I believe PRC by late 60s had made integrated circuits for military use. PRC also made DRAM in 70s on its own. Of course, in comparison with the West and Japan, PRC due to its much weaker foundation struggled to manufacture their microelectronics at scale at low cost with sufficient quality. From what I’ve read, for this, critical are precision machinery, precision chemistry, and precision optics, which require decades of trial and error to do well. I have no experience with mechanical engineering or machinery, but I would believe that ironically, there are aspects of making extremely high quality or durability sewing machines that are in some sense more difficult than rockets and nuclear bombs, which in contrast need only perform the mission successfully once. At least I would believe that making the best sewing machines would require the highest quality machine tools, which PRC did not have access to at that time. Weapons engineer would almost certainly know more than I do about this.
This is more powerful than the state directed effort to making satellites and nuclear bombs, because it is broad based and grassroot based. It is self sustaining.
This is bullshit. Making missiles and nuclear bombs successfully gave PRC the geopolitical leverage to get better much terms with the West, through which PRC would later be able to acquire technology pertaining to manufacture of consumer products like sewing machines. Also, maybe it was not worth the effort to try to manufacture better sewing machines if the existing ones despite shortcomings more or less satisfied the most basic needs then in a country with very limited resources. At the very least, there would be very little to gain in comparison to the geopolitical leverage from missiles and nuclear bombs that contributed to better trade terms with the outside world, which in the long run is worth trillions of dollars.
The right-wing Chinese like you who whine about how PRC invested so much in nuclear bomb and missile development instead of bringing TVs to people’s homes are actually nutters if you look more closely. Beginning in the 80s, much because of prior successes in foreign relations and furthering of foreign trade that came with some technology transfer, PRC made rapid improvement in the manufacture at scale, at low cost, and higher quality of consumer products like TVs, refrigerators, air conditioners, and washing machines to bring to the ordinary home. PRC was able to import some (not state-of-the-art) microelectronics fabrication technology from West and Japan as well.
To be fair, I often see similar problems in mindset in Chinese who have immigrated to the West. They are often impatient for money and status. They hold false hopes of getting something for little or without downside. The reality is that if you’re born from what is objectively a lower background, almost certainly you’ll have to work smarter or work harder to catch up, and even if you do that without fault, you or your kids may still be behind in the next generation, since the others who began advantaged improve themselves too, with more money or better technology or better connections to begin with. Statistically, most people who start off behind are still behind in the next generation, and it applies to nations too.

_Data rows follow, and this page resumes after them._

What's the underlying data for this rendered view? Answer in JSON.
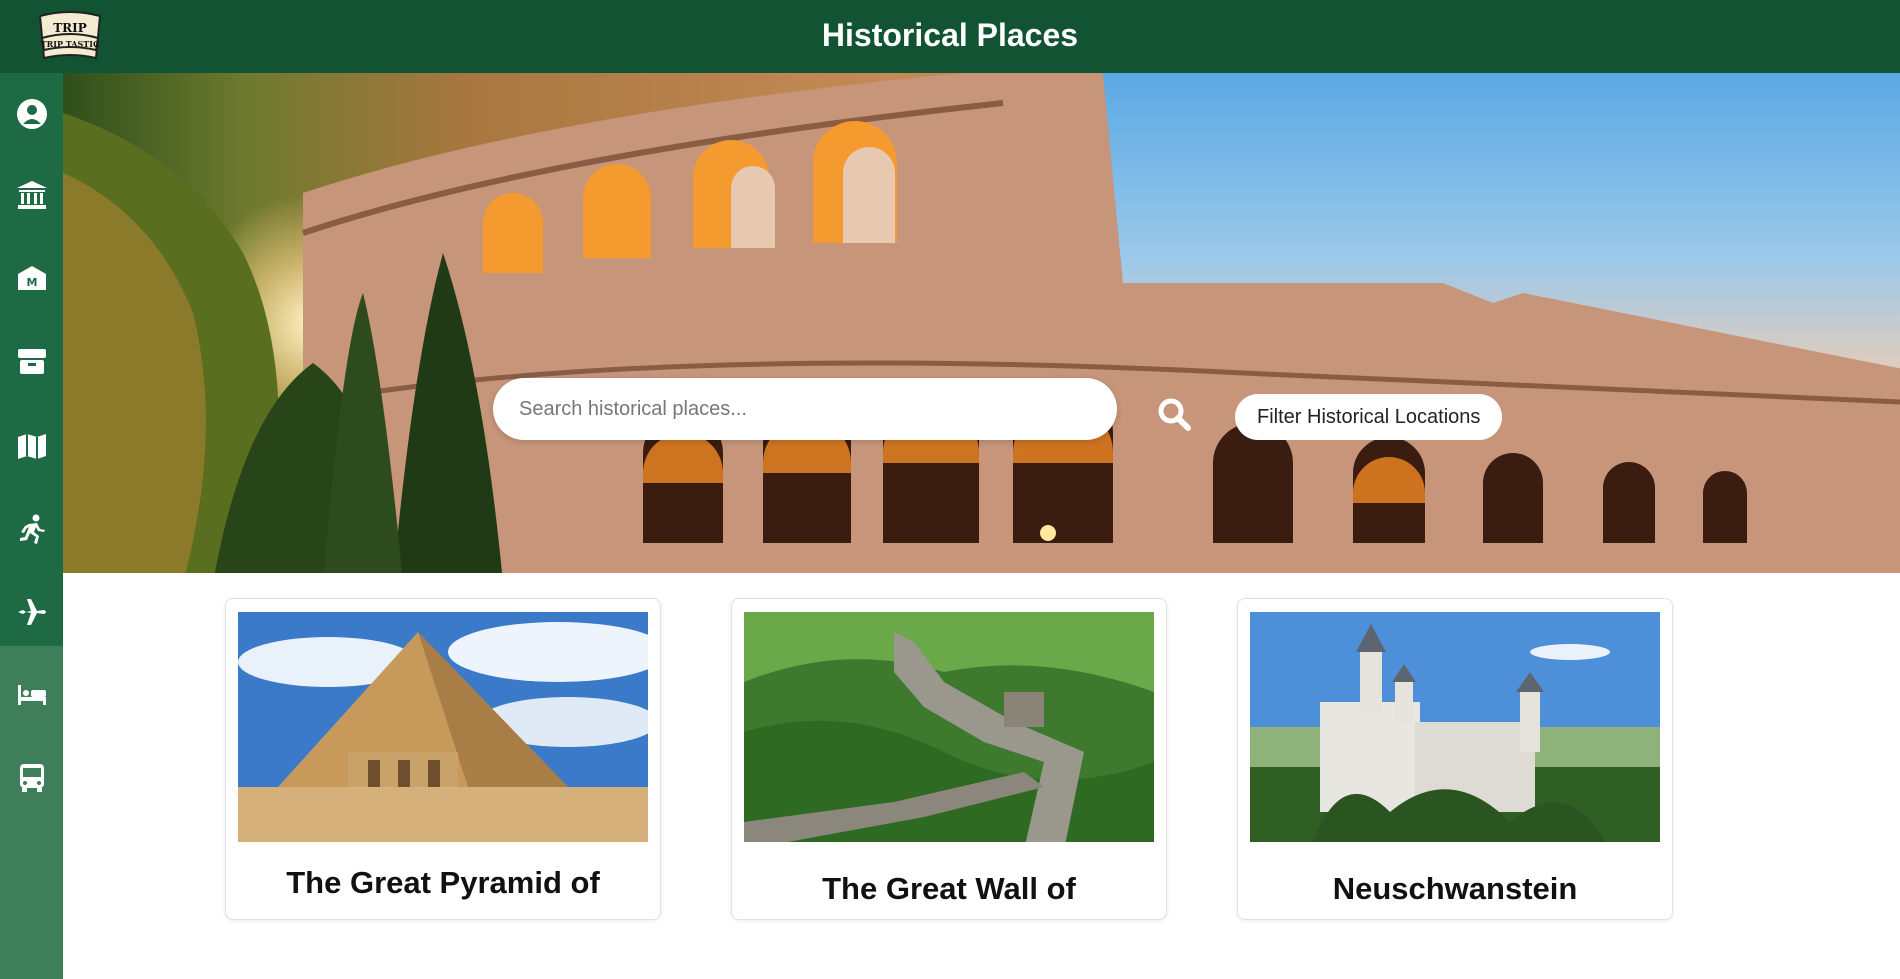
{
  "header": {
    "title": "Historical Places",
    "logo_text_top": "TRIP",
    "logo_text_bottom": "TRIP TASTIC"
  },
  "sidebar": {
    "items": [
      {
        "icon": "user-circle-icon"
      },
      {
        "icon": "museum-icon"
      },
      {
        "icon": "monument-icon"
      },
      {
        "icon": "box-icon"
      },
      {
        "icon": "map-icon"
      },
      {
        "icon": "running-person-icon"
      },
      {
        "icon": "airplane-icon"
      },
      {
        "icon": "bed-icon"
      },
      {
        "icon": "bus-icon"
      }
    ]
  },
  "search": {
    "placeholder": "Search historical places...",
    "value": ""
  },
  "filter": {
    "label": "Filter Historical Locations"
  },
  "cards": [
    {
      "title": "The Great Pyramid of"
    },
    {
      "title": "The Great Wall of"
    },
    {
      "title": "Neuschwanstein"
    }
  ],
  "colors": {
    "header_bg": "#115333",
    "sidebar_bg": "#1e6a45",
    "sidebar_lower_bg": "#3e7e58"
  }
}
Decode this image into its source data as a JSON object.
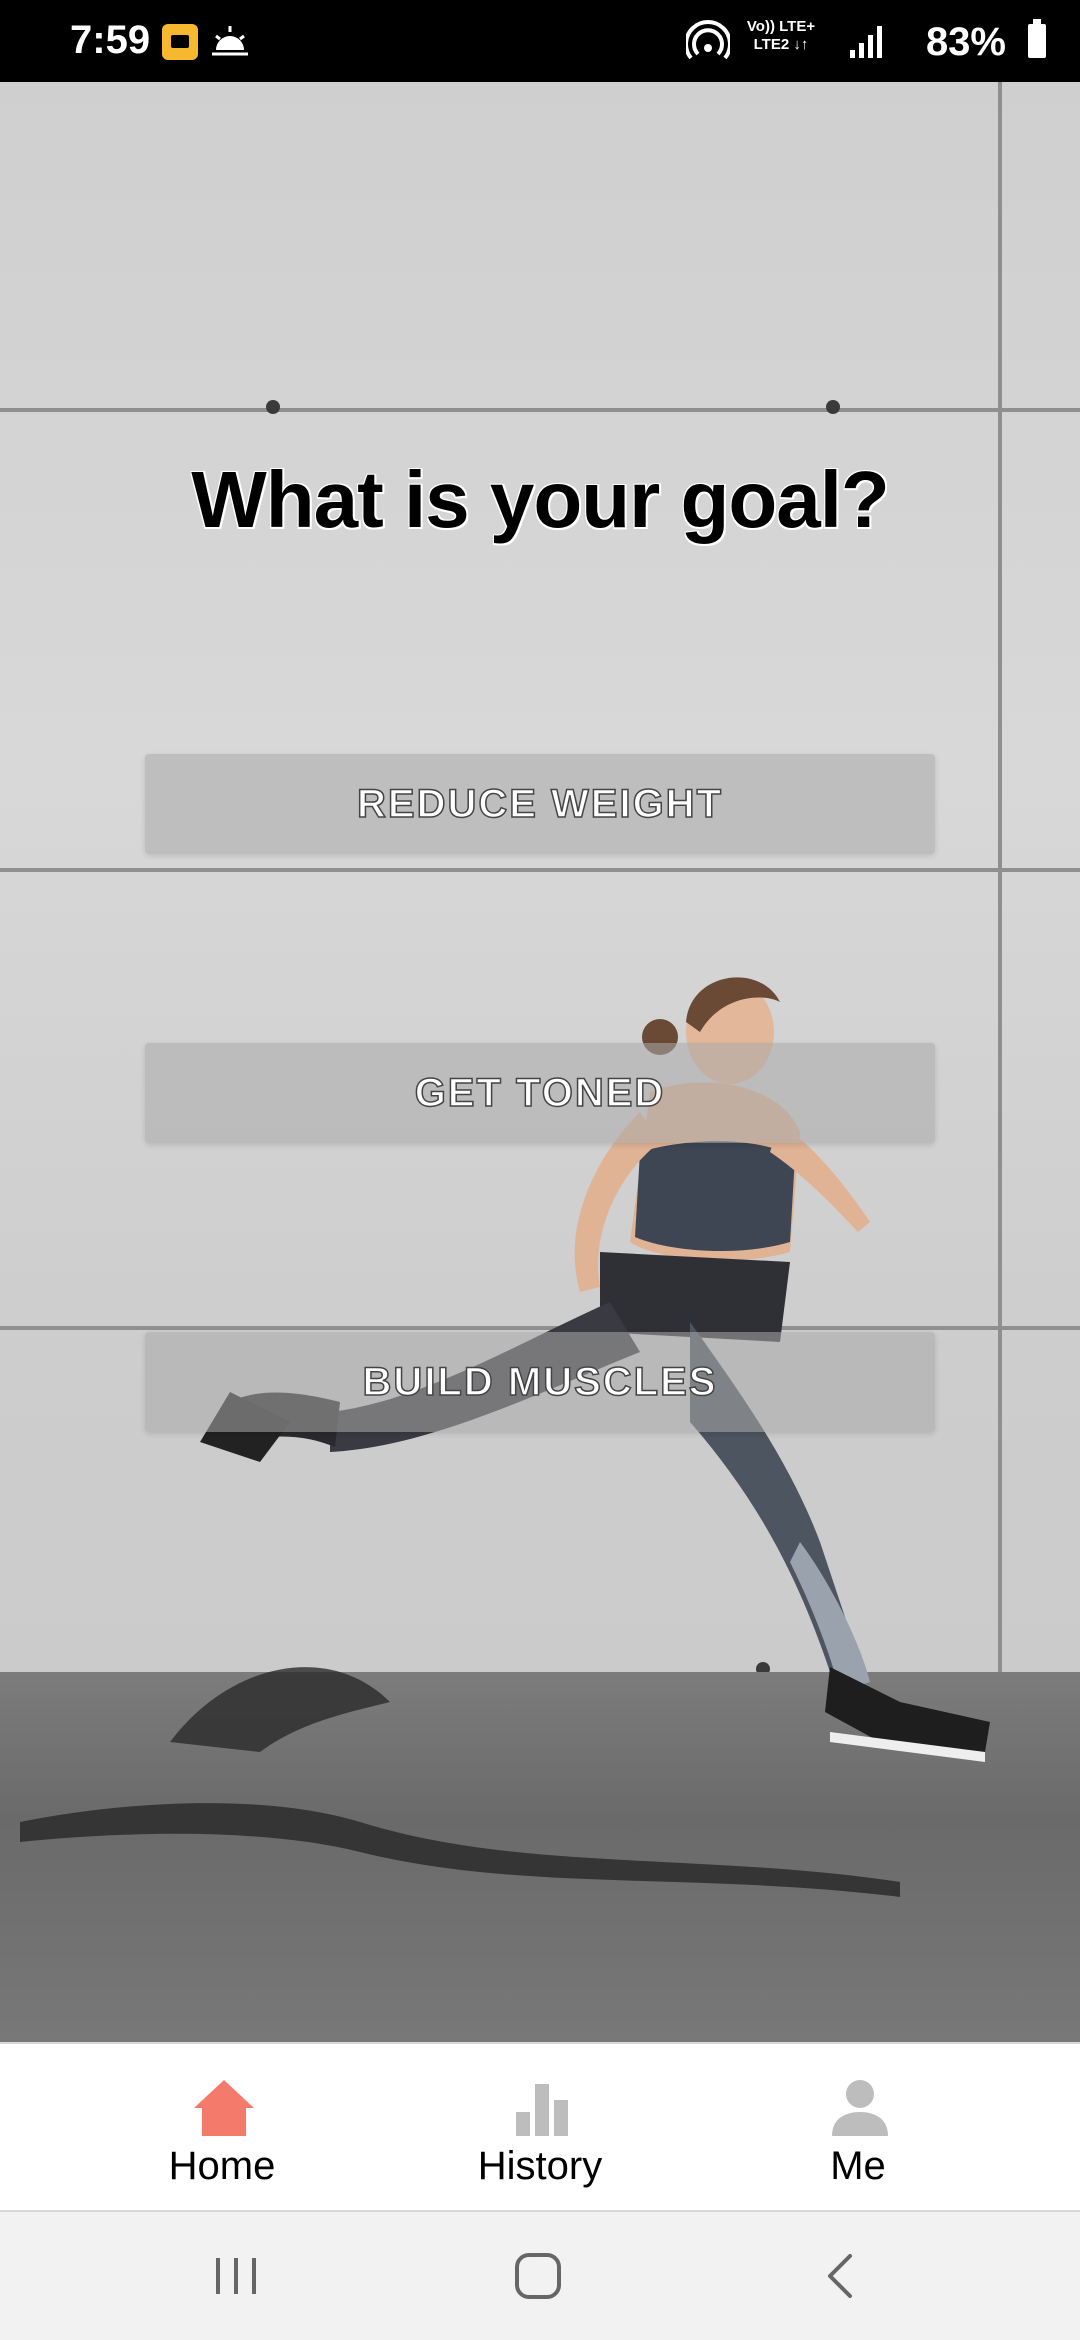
{
  "status_bar": {
    "time": "7:59",
    "network_line1": "Vo)) LTE+",
    "network_line2": "LTE2 ↓↑",
    "battery": "83%"
  },
  "main": {
    "title": "What is your goal?",
    "goals": [
      {
        "label": "REDUCE WEIGHT"
      },
      {
        "label": "GET TONED"
      },
      {
        "label": "BUILD MUSCLES"
      }
    ]
  },
  "bottom_nav": {
    "items": [
      {
        "label": "Home",
        "icon": "home-icon",
        "active": true
      },
      {
        "label": "History",
        "icon": "bar-chart-icon",
        "active": false
      },
      {
        "label": "Me",
        "icon": "person-icon",
        "active": false
      }
    ]
  },
  "colors": {
    "accent": "#f47b6b",
    "inactive_icon": "#bdbdbd"
  }
}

PRC is an exception in that it moved up tremendously in the so called hierarchy of nations between 1950-1975, and arguably more so than it did between 1975-2000. Whining or blaming or making excuses will not change this.
By the way, much of major gains of PRC of high international visibility over the past 5 years are really at the core the result of some solid long-term accumulation of both expertise and capital, 厚积薄发 per Chinese idiom. It certainly was not some magic of incentivization or resource allocation of market economy, and I generally dislike people who overemphasize the fruit while downplaying or deluding with respect to the process of obtaining it.
Below I shall copy over a few comments of weapons_engineer which have been highly appraised by myself.